Micro.blog

kaa
kaa

I didn’t want to believe this day would come to pass. I didn’t want to believe that a majority of the British people thought that being European was such an unwanted part of their lives. Yet here we are. For my part, I have enjoyed and continue to enjoy being European.

ChrisJWilson
ChrisJWilson

@kaa "the vast majority of the british people"... as one of the 48/1% of remain voters I don't think the word vast is fair.

kaa
kaa

@ChrisJWilson maybe not for the referendum, but the vote for the Conservatives certainly was.

In reply to
ChrisJWilson
ChrisJWilson

@kaa the 43.6% who voted for the conservatives? Some of whom voted just because they want the referendum result fufilled and not because they ideologically want to leave the EU (I know some who identify as such). It's certianly possible that a majority (even larger than the 2016 referendum) want brexit but a general election is hardly a good way to determin that.

kaa
kaa

@ChrisJWilson I hear you about using the general election as a proxy 2nd referendum, but ultimately that is what it was about. Obviously no guarantees that a second referendum would have been put on the table or even how that one would have played out.

kaa
kaa

@ChrisJWilson come to think about it vast is unfair. I’ll change that :). This is a sad enough day as it is.

johnjohnston
johnjohnston

@kaa not vast at all here in Scotland 🏴󠁧󠁢󠁳󠁣󠁴󠁿☹️
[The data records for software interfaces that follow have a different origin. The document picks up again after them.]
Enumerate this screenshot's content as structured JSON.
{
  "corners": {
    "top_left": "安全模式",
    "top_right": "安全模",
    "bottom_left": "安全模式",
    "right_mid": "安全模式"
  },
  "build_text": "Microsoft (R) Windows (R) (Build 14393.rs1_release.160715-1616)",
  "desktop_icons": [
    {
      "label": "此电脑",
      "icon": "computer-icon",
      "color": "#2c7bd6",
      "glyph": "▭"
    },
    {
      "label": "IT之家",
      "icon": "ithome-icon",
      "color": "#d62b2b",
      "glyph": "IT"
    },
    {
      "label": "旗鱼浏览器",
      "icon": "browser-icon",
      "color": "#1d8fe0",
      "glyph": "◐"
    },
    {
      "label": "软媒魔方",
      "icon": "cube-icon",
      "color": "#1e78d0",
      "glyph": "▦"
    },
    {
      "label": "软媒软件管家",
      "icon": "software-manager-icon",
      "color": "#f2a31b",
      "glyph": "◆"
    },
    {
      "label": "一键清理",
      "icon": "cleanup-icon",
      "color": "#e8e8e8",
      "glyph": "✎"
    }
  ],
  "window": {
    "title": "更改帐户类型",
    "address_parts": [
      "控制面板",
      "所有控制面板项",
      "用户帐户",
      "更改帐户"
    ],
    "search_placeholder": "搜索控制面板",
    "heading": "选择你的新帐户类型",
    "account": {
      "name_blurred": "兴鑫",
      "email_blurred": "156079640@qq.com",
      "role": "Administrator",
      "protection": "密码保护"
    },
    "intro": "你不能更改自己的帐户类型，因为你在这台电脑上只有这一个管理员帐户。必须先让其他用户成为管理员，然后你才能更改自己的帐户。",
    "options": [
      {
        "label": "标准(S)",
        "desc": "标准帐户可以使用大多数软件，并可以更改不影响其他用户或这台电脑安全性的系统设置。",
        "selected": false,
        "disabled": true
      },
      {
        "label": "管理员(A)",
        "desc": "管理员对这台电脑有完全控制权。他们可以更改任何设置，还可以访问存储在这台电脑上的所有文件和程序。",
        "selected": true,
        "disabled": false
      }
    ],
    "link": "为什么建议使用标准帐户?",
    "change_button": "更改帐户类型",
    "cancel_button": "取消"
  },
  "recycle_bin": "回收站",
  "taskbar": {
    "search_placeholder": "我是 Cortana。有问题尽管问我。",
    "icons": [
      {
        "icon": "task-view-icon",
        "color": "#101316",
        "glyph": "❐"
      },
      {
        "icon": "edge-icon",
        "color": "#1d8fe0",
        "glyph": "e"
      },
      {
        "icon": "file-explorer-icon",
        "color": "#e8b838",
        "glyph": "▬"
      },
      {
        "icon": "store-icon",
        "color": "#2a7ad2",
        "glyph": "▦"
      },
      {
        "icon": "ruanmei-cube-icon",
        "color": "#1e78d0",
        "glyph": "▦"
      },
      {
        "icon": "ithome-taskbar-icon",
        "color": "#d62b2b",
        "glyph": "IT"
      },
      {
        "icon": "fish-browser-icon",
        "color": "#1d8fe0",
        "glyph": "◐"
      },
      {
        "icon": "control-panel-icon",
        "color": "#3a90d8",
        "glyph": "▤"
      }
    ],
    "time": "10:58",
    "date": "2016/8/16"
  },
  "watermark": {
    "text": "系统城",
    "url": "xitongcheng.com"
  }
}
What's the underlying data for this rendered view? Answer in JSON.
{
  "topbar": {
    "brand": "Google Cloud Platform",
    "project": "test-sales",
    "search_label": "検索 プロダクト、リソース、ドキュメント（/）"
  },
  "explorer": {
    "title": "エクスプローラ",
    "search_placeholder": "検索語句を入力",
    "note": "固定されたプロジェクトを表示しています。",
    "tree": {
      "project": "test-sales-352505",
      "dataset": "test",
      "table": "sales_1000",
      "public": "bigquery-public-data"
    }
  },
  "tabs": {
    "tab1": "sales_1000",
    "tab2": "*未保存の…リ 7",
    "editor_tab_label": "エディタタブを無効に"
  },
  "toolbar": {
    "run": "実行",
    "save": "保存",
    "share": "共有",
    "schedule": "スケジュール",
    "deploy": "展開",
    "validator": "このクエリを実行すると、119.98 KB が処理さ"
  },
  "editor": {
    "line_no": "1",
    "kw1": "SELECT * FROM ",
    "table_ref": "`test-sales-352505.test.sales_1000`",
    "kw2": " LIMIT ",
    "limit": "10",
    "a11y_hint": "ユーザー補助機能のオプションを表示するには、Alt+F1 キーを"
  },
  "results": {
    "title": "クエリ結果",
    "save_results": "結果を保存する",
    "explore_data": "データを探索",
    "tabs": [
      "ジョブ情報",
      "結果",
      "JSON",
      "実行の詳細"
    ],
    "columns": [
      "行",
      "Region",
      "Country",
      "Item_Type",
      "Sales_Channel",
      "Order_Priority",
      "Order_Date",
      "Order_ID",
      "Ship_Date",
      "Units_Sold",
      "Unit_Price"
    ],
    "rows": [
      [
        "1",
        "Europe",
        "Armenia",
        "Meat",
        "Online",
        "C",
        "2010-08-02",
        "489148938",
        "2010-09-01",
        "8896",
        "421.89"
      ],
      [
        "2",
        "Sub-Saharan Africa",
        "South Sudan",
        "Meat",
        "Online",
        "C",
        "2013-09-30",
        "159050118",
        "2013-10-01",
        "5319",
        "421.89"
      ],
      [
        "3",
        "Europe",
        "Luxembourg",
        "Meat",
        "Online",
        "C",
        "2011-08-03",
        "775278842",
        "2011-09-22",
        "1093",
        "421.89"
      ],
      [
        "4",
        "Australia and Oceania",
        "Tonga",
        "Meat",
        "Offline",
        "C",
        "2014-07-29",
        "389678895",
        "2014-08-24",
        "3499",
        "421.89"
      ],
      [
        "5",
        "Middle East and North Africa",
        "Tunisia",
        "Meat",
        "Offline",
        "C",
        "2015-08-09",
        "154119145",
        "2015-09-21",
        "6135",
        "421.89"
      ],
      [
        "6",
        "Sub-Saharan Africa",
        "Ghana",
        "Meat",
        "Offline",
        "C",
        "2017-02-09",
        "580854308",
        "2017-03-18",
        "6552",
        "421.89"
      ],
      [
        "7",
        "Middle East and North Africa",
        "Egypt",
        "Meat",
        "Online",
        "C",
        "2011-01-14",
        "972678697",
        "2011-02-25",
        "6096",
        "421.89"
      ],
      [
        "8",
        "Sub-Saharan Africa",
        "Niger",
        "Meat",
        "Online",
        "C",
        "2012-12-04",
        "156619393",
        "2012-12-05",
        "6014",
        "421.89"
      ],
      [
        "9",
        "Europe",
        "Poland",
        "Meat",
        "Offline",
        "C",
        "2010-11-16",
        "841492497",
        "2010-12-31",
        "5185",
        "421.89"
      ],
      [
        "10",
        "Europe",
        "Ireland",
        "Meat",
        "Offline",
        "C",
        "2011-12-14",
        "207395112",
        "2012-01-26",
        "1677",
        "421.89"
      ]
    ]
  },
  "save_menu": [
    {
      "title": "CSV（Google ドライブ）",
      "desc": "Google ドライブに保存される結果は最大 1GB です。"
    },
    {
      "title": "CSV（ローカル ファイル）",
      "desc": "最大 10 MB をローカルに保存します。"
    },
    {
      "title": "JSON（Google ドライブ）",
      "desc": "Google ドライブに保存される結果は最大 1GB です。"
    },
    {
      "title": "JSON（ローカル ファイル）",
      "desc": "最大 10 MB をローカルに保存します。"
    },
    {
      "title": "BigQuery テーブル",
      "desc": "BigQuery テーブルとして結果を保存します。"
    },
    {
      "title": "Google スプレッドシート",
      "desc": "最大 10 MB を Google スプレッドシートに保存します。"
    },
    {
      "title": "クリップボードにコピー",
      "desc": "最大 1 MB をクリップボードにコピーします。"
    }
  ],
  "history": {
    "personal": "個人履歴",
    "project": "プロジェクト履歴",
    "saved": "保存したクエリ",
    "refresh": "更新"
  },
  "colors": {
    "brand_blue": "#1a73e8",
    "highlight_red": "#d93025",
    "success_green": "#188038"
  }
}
kaa
kaa

@johnjohnston no definitely not in Scotland

bradenslen
bradenslen

@kaa I often wonder is it about being European or is it about surrendering sovereignty? England fought a very bloody civil war to decide whether the Crown or Parliament was the final sovereign. Or is it both with some other factors thrown in?

kaa
kaa

@bradenslen over the years since the referendum, I think the most nuanced thoughts on this have come from Nick Clegg. In an interview he described why the British people don’t have the same level of connection with Europe as many countries in the EU have. Part of this was the fact that the country didn’t feel the step change that many other nations felt when they became European (I certainly felt it as I grew up in Greece). Obviously there is many more reasons, but that analysis of the country has stuck with me. Sure European projects have contributed to the country, but the step change wasn’t felt across.

bradenslen
bradenslen

@kaa I think that is true. Britian has always been insulated from the Continent. In fact they celebrated it as the Splendid Isolation.

But I also think political legitimacy plays into this. British institutions: parliament, the courts of law, a constitutional monarchy and a strange but serviceable unwritten constitution have evolved over hundreds of years into something quite remarkable compared to the rest of the world. Historically these have served Britian well when Europe was in flames from the French Revolution and on. Those British intitutions have a political legitimacy that is hard to match in other countries. They are not easily surrendured, I think.